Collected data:
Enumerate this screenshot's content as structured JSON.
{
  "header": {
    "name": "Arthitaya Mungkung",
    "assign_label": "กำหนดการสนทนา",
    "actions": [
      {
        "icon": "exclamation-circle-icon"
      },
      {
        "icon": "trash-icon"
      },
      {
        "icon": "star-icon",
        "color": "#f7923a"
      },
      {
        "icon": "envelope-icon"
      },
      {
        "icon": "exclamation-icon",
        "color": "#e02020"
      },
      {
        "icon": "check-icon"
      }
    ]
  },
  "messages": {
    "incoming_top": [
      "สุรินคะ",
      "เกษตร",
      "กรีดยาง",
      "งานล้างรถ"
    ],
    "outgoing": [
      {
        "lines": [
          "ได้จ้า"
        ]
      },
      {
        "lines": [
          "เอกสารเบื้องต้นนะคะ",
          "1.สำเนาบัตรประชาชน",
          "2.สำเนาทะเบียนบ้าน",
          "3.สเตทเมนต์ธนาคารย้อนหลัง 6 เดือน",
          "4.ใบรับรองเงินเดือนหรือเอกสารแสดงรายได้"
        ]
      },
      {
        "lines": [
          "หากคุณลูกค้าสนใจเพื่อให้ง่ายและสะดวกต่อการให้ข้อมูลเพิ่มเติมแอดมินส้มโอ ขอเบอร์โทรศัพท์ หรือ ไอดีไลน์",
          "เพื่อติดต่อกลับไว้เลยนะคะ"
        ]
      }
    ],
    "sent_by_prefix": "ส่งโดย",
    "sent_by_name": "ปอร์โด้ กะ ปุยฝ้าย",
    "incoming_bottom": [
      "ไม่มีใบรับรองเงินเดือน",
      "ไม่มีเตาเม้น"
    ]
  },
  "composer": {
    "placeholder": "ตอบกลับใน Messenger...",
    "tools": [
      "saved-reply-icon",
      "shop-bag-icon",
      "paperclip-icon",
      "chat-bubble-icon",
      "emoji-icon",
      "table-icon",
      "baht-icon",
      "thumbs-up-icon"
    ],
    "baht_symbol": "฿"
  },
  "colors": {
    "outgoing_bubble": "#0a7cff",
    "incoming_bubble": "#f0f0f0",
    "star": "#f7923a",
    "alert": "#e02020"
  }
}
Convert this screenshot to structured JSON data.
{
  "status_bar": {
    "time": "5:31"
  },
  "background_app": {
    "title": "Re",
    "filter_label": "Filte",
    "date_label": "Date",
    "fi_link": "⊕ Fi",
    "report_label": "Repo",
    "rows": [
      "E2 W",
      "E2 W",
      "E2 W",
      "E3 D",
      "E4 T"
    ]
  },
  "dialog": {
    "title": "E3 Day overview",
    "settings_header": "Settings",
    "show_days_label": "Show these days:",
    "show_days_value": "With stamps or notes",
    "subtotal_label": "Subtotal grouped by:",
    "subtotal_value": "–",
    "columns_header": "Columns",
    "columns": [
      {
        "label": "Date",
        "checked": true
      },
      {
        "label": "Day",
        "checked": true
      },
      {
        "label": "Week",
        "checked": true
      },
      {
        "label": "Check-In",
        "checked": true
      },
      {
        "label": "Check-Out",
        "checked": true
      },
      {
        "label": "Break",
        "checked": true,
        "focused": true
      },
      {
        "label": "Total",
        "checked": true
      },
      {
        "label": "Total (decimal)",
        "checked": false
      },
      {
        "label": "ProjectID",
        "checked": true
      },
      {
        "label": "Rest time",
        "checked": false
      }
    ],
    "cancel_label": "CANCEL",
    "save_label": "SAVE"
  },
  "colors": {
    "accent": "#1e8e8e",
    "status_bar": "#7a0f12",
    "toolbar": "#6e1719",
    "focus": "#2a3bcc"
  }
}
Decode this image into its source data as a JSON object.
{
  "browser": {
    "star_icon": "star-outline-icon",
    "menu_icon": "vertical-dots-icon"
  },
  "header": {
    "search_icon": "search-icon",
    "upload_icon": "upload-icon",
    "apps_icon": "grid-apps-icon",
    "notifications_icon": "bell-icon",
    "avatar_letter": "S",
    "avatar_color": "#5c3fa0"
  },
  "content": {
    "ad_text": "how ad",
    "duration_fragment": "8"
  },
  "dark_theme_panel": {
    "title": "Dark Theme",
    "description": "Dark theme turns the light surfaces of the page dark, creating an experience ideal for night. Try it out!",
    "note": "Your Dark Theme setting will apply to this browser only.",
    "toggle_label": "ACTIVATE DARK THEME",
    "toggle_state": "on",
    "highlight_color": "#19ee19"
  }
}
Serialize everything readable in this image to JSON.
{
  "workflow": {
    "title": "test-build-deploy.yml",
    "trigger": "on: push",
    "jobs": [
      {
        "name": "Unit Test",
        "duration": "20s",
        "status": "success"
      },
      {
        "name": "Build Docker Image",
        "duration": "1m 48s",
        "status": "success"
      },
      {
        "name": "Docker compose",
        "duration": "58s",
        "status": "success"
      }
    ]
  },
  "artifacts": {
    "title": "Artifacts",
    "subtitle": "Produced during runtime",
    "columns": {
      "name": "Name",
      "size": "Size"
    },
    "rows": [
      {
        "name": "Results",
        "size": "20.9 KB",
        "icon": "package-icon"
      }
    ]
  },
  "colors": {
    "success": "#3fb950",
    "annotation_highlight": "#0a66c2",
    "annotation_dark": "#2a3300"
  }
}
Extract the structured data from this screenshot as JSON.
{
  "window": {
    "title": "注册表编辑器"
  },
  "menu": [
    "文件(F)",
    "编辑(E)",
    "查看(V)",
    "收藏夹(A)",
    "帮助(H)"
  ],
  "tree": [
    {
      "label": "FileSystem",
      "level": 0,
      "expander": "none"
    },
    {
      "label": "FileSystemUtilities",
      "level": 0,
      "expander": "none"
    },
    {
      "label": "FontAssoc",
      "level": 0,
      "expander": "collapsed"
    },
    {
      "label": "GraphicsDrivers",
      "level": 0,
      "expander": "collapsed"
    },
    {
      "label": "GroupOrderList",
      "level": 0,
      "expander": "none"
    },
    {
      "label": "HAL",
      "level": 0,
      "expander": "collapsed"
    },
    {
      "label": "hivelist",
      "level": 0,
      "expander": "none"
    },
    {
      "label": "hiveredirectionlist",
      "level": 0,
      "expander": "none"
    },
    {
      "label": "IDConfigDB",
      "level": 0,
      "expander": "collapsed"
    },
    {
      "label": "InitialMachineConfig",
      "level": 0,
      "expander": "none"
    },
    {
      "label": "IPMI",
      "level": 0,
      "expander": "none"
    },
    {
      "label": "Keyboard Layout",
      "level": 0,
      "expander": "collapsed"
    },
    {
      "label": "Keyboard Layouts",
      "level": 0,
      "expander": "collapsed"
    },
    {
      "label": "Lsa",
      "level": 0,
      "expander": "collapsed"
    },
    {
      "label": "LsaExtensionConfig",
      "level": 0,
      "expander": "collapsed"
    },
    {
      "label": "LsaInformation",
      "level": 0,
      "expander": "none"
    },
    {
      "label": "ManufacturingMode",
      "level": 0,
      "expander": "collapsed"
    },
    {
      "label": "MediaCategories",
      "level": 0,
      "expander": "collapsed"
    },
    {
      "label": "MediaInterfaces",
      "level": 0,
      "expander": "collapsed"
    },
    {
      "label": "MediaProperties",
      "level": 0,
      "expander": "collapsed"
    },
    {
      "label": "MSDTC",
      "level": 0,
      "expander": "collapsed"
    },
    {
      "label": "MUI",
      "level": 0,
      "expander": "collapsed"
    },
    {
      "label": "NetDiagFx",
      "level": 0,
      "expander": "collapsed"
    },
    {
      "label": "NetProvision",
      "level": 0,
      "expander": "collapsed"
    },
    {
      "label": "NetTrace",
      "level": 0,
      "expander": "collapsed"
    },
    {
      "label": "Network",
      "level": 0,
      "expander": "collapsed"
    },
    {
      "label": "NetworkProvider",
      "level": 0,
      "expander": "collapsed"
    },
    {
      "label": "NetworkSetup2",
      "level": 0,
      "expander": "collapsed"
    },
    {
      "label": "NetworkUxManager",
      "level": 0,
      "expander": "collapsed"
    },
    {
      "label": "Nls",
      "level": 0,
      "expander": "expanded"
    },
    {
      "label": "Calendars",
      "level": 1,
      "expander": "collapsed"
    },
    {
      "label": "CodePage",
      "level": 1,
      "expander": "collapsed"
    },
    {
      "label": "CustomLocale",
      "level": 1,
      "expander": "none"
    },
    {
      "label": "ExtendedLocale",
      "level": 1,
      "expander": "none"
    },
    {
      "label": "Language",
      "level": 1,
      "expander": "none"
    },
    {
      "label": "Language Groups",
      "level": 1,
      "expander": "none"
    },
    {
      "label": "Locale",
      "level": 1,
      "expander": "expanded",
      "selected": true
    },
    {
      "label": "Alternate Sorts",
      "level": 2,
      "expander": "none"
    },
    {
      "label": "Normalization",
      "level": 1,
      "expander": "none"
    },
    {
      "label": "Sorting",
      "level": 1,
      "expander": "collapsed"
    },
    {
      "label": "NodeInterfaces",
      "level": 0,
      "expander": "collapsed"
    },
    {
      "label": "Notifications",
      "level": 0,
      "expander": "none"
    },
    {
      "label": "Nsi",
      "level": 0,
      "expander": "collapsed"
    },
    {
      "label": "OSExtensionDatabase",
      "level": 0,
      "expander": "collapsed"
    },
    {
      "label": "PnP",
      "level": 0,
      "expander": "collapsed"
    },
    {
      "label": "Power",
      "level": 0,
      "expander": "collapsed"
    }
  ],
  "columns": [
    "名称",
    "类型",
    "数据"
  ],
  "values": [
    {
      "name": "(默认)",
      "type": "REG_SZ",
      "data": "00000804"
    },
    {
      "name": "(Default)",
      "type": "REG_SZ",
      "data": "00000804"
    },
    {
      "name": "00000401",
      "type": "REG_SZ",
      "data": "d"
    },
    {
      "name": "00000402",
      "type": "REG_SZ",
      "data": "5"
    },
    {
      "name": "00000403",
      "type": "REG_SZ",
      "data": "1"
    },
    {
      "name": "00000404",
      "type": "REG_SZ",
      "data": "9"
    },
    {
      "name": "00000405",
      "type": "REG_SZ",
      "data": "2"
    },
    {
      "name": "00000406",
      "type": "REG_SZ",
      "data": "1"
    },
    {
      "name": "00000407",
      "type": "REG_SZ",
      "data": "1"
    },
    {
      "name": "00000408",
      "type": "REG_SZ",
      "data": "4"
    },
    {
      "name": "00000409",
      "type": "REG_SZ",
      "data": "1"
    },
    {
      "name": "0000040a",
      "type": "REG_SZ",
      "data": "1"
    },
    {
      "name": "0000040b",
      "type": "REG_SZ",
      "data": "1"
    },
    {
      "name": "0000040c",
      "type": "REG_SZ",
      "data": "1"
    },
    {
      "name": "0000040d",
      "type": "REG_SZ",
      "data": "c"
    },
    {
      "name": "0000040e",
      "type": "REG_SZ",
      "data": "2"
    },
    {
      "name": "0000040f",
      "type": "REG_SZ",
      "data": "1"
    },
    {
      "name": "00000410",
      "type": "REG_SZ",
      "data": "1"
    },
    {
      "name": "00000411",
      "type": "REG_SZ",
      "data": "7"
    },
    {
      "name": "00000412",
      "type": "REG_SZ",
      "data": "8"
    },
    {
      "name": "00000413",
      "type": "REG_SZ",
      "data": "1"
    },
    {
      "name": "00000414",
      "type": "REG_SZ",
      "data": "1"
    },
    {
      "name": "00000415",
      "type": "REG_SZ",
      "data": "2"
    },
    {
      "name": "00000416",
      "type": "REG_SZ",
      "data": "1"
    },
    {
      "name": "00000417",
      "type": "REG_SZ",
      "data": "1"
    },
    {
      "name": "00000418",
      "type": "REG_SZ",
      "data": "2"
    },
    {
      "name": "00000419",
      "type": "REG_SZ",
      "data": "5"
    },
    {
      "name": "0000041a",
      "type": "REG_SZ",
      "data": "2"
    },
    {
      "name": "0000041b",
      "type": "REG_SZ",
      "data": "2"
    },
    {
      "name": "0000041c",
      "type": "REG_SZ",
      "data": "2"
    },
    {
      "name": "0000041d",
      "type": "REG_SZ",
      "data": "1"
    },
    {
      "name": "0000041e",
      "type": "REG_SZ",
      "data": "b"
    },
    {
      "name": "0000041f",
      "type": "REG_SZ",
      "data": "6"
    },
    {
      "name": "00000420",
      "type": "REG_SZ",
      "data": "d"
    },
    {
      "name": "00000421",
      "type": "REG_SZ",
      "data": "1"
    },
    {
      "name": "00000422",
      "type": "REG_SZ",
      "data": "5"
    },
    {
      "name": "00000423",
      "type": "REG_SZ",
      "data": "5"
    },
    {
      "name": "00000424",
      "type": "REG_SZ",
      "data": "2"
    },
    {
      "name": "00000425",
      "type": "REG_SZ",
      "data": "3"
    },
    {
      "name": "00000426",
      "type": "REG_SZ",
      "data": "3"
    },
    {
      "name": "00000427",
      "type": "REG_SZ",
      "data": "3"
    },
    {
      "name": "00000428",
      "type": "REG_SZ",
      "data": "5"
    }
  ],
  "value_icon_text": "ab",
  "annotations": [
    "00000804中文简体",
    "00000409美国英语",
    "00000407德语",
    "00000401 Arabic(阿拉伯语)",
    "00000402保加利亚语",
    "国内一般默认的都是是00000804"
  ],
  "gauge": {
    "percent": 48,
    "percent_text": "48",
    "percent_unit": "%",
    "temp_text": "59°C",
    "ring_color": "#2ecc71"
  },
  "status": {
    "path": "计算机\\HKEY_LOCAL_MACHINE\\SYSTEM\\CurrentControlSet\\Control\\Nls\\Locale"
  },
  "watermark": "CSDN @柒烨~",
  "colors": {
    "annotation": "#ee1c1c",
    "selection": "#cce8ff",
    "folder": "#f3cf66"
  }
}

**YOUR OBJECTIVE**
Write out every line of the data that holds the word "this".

**YOUR RESPONSE**
Enumerate this screenshot's content as structured JSON.
Convert this screenshot to structured JSON data.
Decode this image into its source data as a JSON object.
    "note": "Your Dark Theme setting will apply to this browser only.",
Serialize everything readable in this image to JSON.
Extract the structured data from this screenshot as JSON.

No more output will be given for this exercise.